> Data excerpts:
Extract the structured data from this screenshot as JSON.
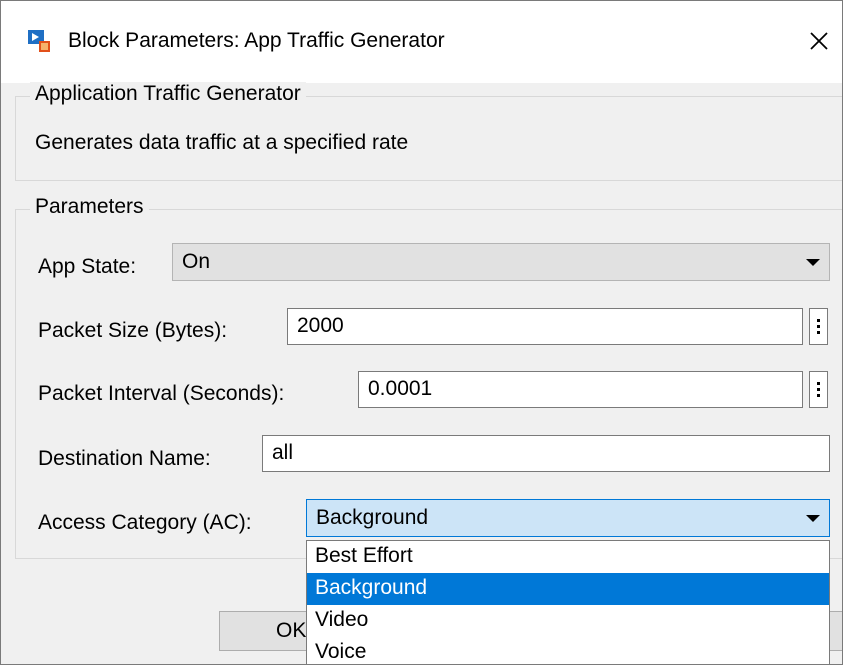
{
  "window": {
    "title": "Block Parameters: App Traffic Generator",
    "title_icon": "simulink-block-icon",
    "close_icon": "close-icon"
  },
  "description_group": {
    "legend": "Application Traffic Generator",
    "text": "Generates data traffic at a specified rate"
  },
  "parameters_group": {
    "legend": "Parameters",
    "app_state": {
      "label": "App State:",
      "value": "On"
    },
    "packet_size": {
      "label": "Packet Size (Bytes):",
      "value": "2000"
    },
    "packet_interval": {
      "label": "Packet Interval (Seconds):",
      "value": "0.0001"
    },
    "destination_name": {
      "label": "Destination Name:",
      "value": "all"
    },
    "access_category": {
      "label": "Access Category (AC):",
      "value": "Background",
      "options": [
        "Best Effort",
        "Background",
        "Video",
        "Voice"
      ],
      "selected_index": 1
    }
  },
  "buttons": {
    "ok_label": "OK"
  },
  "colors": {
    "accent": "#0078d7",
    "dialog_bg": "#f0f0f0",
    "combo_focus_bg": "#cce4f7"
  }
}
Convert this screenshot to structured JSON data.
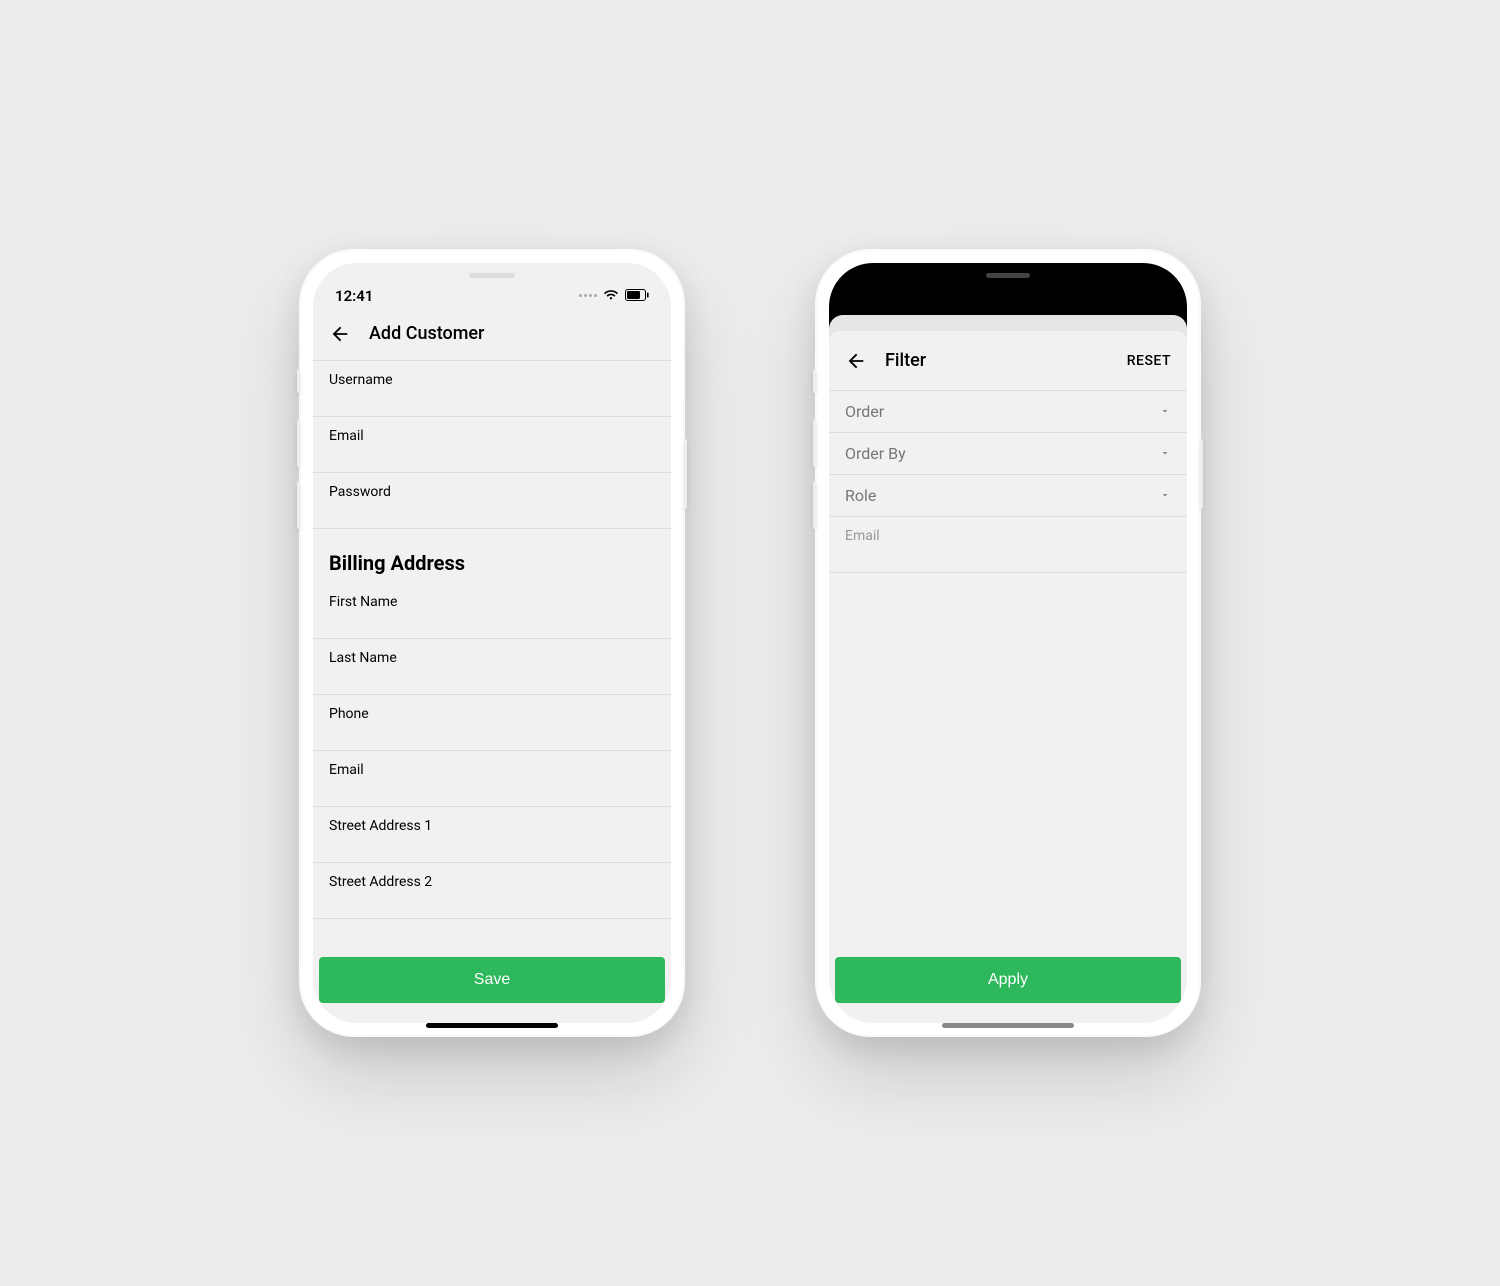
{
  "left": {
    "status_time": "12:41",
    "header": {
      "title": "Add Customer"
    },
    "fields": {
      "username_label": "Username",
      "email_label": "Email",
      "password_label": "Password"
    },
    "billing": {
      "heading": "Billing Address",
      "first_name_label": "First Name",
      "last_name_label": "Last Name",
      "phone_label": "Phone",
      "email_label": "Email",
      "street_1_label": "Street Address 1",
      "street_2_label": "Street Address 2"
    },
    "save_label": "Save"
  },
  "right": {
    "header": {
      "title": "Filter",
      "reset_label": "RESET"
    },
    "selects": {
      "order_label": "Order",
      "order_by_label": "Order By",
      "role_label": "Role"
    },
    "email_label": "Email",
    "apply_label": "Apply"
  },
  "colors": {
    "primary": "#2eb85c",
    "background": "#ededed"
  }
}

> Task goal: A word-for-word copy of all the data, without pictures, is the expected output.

> Response area:
Extract the structured data from this screenshot as JSON.
{
  "window": {
    "title": "Block Parameters: App Traffic Generator",
    "title_icon": "simulink-block-icon",
    "close_icon": "close-icon"
  },
  "description_group": {
    "legend": "Application Traffic Generator",
    "text": "Generates data traffic at a specified rate"
  },
  "parameters_group": {
    "legend": "Parameters",
    "app_state": {
      "label": "App State:",
      "value": "On"
    },
    "packet_size": {
      "label": "Packet Size (Bytes):",
      "value": "2000"
    },
    "packet_interval": {
      "label": "Packet Interval (Seconds):",
      "value": "0.0001"
    },
    "destination_name": {
      "label": "Destination Name:",
      "value": "all"
    },
    "access_category": {
      "label": "Access Category (AC):",
      "value": "Background",
      "options": [
        "Best Effort",
        "Background",
        "Video",
        "Voice"
      ],
      "selected_index": 1
    }
  },
  "buttons": {
    "ok_label": "OK"
  },
  "colors": {
    "accent": "#0078d7",
    "dialog_bg": "#f0f0f0",
    "combo_focus_bg": "#cce4f7"
  }
}
Convert this screenshot to structured JSON data.
{
  "left": {
    "status_time": "12:41",
    "header": {
      "title": "Add Customer"
    },
    "fields": {
      "username_label": "Username",
      "email_label": "Email",
      "password_label": "Password"
    },
    "billing": {
      "heading": "Billing Address",
      "first_name_label": "First Name",
      "last_name_label": "Last Name",
      "phone_label": "Phone",
      "email_label": "Email",
      "street_1_label": "Street Address 1",
      "street_2_label": "Street Address 2"
    },
    "save_label": "Save"
  },
  "right": {
    "header": {
      "title": "Filter",
      "reset_label": "RESET"
    },
    "selects": {
      "order_label": "Order",
      "order_by_label": "Order By",
      "role_label": "Role"
    },
    "email_label": "Email",
    "apply_label": "Apply"
  },
  "colors": {
    "primary": "#2eb85c",
    "background": "#ededed"
  }
}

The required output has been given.